Assigned task: Below are some entries. Copy each line in them that holds "Translations".

Exercise input:
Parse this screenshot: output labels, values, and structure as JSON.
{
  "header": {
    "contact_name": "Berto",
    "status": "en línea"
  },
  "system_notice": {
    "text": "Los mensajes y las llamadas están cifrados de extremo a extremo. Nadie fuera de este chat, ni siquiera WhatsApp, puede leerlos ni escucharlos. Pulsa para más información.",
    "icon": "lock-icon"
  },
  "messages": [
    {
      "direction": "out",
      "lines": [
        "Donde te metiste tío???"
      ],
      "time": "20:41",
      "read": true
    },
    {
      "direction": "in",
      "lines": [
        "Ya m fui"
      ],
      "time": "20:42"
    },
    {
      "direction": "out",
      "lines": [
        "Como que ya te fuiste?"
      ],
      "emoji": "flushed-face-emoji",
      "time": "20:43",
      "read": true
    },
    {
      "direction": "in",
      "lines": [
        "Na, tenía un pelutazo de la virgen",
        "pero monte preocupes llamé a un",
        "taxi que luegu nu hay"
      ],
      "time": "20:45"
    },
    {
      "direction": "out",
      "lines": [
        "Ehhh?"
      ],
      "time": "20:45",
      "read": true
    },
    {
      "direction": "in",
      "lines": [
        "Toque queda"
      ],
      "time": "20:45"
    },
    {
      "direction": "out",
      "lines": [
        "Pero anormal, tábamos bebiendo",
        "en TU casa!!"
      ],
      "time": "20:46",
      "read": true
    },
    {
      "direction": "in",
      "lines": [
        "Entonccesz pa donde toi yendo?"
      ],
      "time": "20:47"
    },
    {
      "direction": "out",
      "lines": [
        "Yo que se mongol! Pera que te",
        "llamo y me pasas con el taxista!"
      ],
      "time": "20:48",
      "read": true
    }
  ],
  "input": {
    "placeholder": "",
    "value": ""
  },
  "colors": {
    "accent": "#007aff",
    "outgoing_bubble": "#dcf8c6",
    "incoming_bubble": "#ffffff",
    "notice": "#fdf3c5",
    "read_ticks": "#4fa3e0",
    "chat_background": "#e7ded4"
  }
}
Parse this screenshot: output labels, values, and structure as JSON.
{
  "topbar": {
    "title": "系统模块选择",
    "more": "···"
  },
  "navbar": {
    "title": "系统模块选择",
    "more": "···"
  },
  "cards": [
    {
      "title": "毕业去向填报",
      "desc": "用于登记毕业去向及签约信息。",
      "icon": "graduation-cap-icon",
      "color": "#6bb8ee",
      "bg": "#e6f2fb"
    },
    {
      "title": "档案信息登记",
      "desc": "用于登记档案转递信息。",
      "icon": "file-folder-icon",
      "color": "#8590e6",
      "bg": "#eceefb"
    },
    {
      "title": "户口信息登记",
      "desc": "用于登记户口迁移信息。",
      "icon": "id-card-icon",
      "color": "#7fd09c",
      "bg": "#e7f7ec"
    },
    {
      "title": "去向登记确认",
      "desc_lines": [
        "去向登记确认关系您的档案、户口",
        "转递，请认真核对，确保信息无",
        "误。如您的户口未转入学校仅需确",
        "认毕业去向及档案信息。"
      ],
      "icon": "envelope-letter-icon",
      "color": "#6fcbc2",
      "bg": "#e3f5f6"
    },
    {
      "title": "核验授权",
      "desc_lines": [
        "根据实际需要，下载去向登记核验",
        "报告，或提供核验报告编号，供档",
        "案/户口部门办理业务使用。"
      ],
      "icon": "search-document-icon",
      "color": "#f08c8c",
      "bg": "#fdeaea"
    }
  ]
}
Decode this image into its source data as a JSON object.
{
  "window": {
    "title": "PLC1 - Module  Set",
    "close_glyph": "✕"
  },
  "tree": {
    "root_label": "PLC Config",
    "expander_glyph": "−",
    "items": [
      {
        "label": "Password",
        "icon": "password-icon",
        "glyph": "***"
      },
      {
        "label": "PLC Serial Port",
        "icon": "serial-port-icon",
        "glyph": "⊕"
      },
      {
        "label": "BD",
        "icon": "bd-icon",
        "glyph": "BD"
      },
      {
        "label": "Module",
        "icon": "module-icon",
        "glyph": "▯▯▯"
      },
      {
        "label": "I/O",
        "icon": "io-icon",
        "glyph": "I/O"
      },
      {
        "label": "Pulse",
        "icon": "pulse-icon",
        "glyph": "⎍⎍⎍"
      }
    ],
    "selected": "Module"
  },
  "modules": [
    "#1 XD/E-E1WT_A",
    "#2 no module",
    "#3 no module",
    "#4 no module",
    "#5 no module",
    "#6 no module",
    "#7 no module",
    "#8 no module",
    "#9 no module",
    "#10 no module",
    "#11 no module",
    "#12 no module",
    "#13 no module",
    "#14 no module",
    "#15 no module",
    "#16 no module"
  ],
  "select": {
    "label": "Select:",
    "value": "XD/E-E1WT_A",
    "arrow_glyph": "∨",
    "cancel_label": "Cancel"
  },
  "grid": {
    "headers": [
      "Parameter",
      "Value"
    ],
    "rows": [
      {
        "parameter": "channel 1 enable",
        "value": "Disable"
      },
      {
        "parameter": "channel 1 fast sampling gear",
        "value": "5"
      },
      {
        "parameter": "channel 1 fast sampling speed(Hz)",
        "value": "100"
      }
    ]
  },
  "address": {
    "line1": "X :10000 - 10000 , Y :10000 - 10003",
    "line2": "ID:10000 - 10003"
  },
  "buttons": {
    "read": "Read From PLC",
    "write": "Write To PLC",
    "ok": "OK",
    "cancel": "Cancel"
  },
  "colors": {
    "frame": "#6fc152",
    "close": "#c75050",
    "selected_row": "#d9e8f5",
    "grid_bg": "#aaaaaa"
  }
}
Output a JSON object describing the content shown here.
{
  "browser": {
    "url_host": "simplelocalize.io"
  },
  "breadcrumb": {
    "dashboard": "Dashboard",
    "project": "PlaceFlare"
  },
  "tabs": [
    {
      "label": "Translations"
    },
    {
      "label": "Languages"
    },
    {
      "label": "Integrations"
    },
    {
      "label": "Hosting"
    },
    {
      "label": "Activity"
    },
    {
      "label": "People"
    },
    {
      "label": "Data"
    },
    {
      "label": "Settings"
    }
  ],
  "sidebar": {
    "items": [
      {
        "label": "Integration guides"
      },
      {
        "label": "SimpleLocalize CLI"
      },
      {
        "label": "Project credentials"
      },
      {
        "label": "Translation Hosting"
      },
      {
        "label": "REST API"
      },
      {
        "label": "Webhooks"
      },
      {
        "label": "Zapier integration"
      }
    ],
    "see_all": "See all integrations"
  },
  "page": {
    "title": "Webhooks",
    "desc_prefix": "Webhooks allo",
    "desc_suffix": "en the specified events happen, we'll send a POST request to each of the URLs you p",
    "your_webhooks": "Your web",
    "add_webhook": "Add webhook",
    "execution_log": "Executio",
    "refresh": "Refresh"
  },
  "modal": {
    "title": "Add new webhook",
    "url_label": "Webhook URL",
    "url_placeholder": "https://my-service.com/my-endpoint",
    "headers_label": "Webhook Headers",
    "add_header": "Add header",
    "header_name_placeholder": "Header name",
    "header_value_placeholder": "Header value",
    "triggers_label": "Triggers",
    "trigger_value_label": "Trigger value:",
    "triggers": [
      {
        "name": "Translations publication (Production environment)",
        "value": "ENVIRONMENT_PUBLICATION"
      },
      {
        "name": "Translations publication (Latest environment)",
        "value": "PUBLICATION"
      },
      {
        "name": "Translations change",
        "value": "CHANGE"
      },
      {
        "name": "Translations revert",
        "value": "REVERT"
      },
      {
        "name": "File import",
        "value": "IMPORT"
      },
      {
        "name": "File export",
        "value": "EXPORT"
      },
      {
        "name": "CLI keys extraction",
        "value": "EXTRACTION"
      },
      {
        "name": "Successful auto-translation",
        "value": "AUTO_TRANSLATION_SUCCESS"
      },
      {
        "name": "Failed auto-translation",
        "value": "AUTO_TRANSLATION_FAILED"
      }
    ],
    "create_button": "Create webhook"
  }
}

Exercise output:
      "label": "Translations"
        "name": "Translations publication (Production environment)",
        "name": "Translations publication (Latest environment)",
        "name": "Translations change",
        "name": "Translations revert",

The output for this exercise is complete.